• **Work to be completed**: The listing below must be repeated word for word, with its images excluded.

● ● ● ● ●

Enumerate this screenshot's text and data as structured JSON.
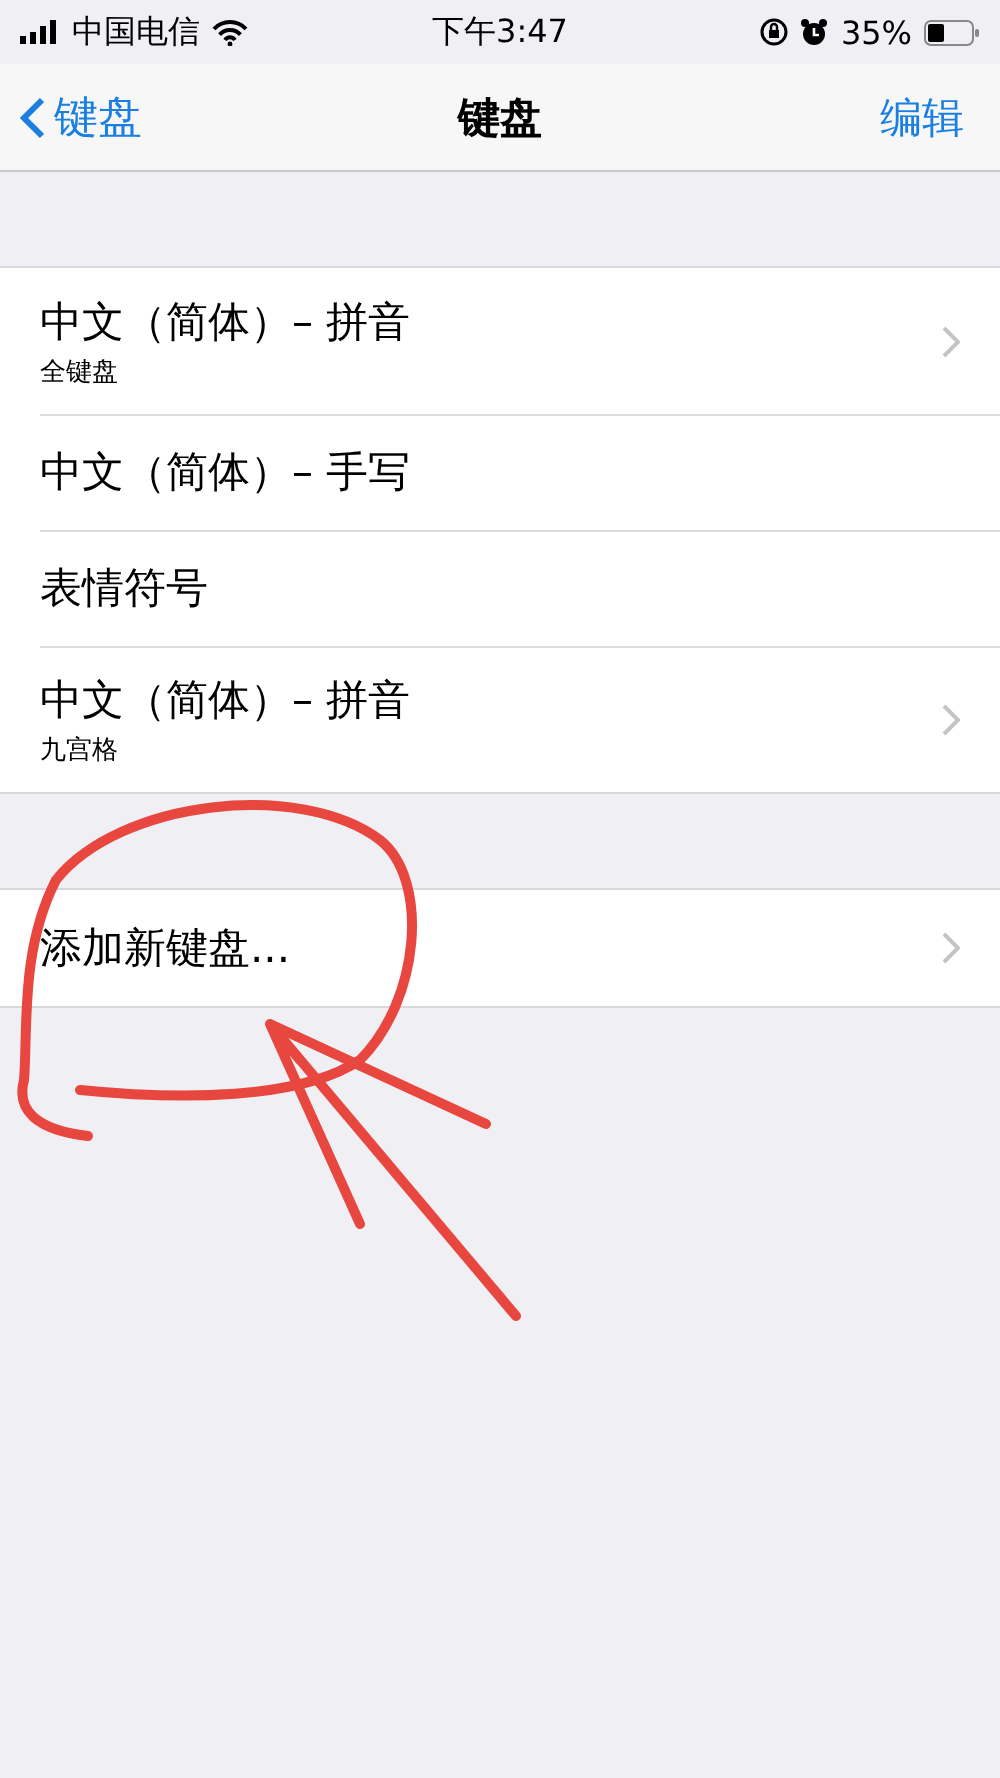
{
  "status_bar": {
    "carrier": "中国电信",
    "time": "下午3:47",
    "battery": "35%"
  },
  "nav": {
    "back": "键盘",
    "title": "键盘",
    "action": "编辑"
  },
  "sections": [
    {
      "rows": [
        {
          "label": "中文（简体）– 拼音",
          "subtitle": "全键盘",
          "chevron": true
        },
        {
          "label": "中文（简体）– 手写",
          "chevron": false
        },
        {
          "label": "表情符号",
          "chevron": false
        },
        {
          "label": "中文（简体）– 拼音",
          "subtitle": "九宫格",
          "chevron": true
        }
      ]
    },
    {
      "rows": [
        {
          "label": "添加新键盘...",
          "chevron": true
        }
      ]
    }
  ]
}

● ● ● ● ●

• **Worked solution**:
Enumerate this screenshot's text and data as structured JSON.
{
  "status_bar": {
    "carrier": "中国电信",
    "time": "下午3:47",
    "battery": "35%"
  },
  "nav": {
    "back": "键盘",
    "title": "键盘",
    "action": "编辑"
  },
  "sections": [
    {
      "rows": [
        {
          "label": "中文（简体）– 拼音",
          "subtitle": "全键盘",
          "chevron": true
        },
        {
          "label": "中文（简体）– 手写",
          "chevron": false
        },
        {
          "label": "表情符号",
          "chevron": false
        },
        {
          "label": "中文（简体）– 拼音",
          "subtitle": "九宫格",
          "chevron": true
        }
      ]
    },
    {
      "rows": [
        {
          "label": "添加新键盘...",
          "chevron": true
        }
      ]
    }
  ]
}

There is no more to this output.